# [Task directions]
Your reply should repeat all records verbatim and contain no images.

Excerpts from an interface dataset
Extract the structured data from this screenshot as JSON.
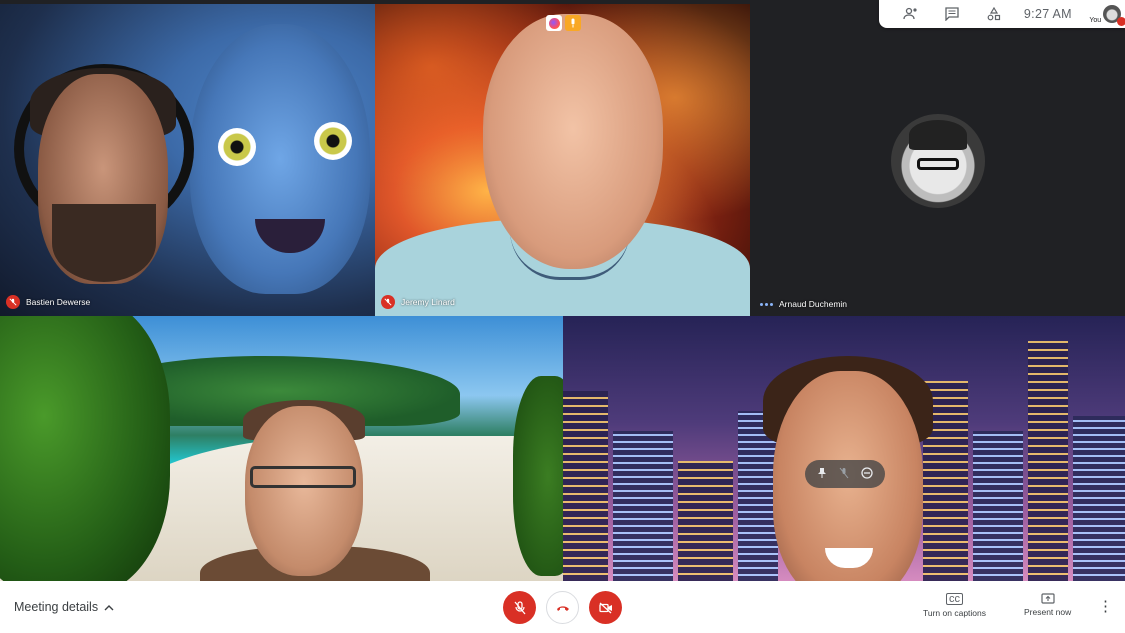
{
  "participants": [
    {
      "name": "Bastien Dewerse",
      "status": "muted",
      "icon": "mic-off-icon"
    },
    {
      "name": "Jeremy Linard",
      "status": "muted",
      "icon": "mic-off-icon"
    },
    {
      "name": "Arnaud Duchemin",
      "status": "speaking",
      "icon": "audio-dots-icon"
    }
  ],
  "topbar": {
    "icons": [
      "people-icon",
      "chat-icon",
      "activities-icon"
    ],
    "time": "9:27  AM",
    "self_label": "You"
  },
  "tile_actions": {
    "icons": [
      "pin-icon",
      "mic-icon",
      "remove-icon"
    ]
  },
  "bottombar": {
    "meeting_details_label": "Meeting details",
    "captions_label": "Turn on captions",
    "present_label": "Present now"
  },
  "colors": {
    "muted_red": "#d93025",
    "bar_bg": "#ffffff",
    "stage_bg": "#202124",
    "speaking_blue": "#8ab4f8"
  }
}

# [Task output]
Extract the structured data from this screenshot as JSON.
{
  "participants": [
    {
      "name": "Bastien Dewerse",
      "status": "muted",
      "icon": "mic-off-icon"
    },
    {
      "name": "Jeremy Linard",
      "status": "muted",
      "icon": "mic-off-icon"
    },
    {
      "name": "Arnaud Duchemin",
      "status": "speaking",
      "icon": "audio-dots-icon"
    }
  ],
  "topbar": {
    "icons": [
      "people-icon",
      "chat-icon",
      "activities-icon"
    ],
    "time": "9:27  AM",
    "self_label": "You"
  },
  "tile_actions": {
    "icons": [
      "pin-icon",
      "mic-icon",
      "remove-icon"
    ]
  },
  "bottombar": {
    "meeting_details_label": "Meeting details",
    "captions_label": "Turn on captions",
    "present_label": "Present now"
  },
  "colors": {
    "muted_red": "#d93025",
    "bar_bg": "#ffffff",
    "stage_bg": "#202124",
    "speaking_blue": "#8ab4f8"
  }
}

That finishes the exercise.